In light of the entire record, moreover, the Board's conclusion that “mere personal idiosyncrasy,” rather than the employment, caused the sensitivity does not withstand scrutiny. There was no showing that applicant had any sensitivity to chemicals prior to the time he began working for Nuodex in 1979, and it was not until 1983 that the headaches caused by cumulative exposure to chemicals began to occur. And it was not until 1985, when the headaches were occurring every day and the employer could provide no place where applicant was not exposed to fumes, that applicant was forced to leave work. The company doctor, Dr. Peer, attributed the headaches to chemical exposure and recommended that applicant change his job to avoid exposure. The fact that applicant became symptom-free two weeks after leaving his employment further supports the WCJ's finding that chemical exposure was the cause of his sensitivity.
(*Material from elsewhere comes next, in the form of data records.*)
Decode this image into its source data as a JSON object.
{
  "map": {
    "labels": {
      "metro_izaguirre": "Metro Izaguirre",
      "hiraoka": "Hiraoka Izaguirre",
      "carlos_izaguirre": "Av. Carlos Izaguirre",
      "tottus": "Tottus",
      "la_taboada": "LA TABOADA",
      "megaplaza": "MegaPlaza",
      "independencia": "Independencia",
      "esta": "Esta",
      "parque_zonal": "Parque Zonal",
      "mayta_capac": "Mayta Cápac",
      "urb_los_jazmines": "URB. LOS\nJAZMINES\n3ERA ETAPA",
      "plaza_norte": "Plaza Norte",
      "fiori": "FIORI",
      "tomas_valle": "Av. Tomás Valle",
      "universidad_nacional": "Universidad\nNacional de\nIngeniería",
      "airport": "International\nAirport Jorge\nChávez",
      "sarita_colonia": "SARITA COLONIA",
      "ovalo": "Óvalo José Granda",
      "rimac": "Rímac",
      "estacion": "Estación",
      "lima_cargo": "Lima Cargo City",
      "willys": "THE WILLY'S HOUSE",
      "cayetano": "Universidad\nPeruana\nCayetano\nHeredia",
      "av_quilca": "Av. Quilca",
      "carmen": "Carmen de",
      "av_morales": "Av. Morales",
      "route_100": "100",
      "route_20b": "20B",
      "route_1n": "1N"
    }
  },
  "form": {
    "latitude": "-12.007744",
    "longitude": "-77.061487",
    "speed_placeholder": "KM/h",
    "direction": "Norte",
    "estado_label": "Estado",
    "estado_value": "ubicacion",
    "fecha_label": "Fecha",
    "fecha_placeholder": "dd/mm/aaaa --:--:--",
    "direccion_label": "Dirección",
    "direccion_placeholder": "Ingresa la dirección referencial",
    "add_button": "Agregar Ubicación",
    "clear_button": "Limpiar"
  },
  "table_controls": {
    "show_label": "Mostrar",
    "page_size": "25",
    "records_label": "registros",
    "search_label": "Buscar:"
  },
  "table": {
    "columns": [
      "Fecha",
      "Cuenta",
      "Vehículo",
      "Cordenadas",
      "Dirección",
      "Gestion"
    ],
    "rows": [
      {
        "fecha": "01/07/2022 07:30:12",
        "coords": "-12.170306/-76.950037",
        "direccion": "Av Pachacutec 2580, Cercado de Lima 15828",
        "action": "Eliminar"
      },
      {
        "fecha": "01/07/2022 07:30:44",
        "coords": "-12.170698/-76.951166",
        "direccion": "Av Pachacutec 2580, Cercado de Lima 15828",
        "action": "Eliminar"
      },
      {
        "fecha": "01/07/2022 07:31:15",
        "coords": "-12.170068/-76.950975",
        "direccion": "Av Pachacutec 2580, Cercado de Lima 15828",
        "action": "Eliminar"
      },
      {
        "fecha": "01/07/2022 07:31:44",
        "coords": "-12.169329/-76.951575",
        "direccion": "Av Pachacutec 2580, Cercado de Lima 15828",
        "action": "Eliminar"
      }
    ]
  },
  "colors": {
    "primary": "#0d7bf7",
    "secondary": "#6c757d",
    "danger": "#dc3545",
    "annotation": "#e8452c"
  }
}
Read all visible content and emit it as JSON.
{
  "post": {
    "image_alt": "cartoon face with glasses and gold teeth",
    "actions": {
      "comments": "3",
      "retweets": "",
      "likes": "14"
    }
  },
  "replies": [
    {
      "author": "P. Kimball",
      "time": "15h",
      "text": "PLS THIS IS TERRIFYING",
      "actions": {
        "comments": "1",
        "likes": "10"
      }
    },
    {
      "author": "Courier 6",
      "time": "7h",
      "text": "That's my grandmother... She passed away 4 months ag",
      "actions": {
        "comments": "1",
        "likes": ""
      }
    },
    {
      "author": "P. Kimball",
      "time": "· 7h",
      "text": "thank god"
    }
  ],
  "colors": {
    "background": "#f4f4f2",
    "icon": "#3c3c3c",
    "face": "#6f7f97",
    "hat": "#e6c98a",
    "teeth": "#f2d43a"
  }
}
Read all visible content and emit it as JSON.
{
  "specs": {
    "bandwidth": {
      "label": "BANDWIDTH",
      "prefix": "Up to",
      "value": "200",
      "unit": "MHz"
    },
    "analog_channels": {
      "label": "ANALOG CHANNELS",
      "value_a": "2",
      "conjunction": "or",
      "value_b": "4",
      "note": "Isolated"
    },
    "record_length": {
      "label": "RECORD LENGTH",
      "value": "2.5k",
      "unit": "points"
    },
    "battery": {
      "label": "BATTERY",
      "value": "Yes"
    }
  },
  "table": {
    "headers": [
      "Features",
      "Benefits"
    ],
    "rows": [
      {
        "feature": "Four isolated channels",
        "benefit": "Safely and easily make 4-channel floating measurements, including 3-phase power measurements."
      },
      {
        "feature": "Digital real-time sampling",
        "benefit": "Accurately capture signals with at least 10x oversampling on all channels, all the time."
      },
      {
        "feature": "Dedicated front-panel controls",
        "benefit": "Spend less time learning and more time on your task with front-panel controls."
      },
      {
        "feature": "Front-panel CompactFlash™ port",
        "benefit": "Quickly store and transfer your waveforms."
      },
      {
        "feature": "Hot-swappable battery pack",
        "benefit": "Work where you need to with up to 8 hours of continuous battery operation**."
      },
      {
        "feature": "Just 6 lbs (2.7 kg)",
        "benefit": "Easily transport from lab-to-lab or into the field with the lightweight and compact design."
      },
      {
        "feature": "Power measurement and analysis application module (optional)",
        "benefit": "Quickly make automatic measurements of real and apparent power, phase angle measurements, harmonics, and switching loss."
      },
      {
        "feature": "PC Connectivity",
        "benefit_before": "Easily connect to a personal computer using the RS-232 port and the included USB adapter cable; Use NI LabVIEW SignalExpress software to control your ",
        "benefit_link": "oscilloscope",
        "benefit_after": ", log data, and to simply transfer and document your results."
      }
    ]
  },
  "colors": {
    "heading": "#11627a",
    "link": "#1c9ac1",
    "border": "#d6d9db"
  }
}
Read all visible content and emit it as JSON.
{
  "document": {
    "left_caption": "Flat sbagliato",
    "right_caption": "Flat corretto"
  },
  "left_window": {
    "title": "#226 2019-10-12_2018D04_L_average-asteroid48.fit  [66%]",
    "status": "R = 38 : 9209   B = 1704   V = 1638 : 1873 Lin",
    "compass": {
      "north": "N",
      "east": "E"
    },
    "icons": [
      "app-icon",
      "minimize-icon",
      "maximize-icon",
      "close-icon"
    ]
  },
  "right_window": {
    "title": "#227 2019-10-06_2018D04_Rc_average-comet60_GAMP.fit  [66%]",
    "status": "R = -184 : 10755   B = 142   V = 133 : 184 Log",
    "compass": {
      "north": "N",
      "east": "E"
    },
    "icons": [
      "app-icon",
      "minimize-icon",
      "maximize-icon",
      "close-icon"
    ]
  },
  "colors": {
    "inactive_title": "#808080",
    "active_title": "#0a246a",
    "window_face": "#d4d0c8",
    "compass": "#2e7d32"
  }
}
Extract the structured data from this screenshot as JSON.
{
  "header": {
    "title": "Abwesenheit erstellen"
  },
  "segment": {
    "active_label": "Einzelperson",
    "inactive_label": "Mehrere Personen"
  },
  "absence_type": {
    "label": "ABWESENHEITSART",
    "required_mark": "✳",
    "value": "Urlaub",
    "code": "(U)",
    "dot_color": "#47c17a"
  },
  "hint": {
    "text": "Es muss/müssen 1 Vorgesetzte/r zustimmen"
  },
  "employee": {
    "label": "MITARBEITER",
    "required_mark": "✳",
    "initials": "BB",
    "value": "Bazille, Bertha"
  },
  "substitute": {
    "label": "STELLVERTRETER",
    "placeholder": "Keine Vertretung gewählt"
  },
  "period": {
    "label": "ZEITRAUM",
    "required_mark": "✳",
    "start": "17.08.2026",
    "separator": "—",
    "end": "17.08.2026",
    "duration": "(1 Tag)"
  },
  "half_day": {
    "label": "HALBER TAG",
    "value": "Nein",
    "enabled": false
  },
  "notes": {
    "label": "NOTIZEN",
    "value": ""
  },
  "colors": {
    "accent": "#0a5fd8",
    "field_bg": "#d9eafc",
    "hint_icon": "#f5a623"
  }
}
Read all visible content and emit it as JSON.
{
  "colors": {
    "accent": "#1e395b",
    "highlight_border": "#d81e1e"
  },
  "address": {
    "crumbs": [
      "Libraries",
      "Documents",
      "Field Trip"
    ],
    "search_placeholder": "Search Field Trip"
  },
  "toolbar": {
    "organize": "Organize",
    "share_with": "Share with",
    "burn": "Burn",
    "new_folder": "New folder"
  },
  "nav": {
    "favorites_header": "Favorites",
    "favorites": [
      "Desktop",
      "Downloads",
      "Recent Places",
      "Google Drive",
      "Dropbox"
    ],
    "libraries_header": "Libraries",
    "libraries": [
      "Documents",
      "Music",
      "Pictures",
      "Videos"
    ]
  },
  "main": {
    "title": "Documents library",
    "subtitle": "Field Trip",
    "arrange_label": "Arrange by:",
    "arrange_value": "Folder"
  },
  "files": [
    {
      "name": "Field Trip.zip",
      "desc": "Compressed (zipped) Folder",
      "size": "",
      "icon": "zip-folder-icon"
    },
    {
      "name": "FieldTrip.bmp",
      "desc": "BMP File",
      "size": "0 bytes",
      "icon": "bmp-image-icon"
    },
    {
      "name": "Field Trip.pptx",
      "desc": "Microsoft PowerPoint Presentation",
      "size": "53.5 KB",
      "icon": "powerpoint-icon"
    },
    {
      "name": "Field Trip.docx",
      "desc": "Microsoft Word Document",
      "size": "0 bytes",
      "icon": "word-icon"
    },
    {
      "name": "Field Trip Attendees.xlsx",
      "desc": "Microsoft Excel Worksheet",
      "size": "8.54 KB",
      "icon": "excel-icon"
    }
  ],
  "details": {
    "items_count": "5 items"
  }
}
That the sensitivity remains to this date and will recur if he is again exposed to chemicals is established by applicant's credible testimony that he experienced a recurrence of his symptoms in December of 1985 when he was staining and shellacking a table in his garage at home.
Although Dr. Harrison stated that applicant, at the time of his examination, had no permanent impairment, Dr. Harrison also stated that applicant must avoid exposure to solvents because the headaches would return upon further exposure. The necessity to avoid such exposure is a ratable permanent disability.3 Dr. Harrison also stated that applicant should be entitled to medical treatment for his headaches should they return, even in the absence of exposure to chemicals or solvents.
That portion of the Board's order denying permanent partial disability and further medical care is annulled, and the matter is remanded to the Board. Applicant shall recover his costs.
1. All further statutory references are to the Labor Code.
2. A disability resulting in limitation to sedentary work produces a 70 percent standard rating. (Glass v. Workers' Comp. Appeals Bd. (1980) 105 Cal.App.3d 297, 303, 164 Cal.Rptr. 312; Cal. Workers' Compensation Practice (Cont.Ed.Bar 3d ed. 1985) § 16.24, p. 693.)
3. The relevant consideration is how much of the labor market is closed to the worker because of his preclusion from exposure to chemicals. This is the measure of the worker's diminished capacity to compete in the open labor market. (Cal. Workers' Compensation Practice, supra, § 16.31, p. 702.) It is recognized that not all disabilities can be expressly covered in the rating schedule, but “judgment” or “non-scheduled” ratings are an accepted part of the permanent disability rating process. (Glass v. Workers' Comp. Appeals Bd., supra, 105 Cal.App.3d 297, 306, 164 Cal.Rptr. 312.)
ANDERSON, Presiding Justice.
POCHÉ and CHANNELL, JJ., concur.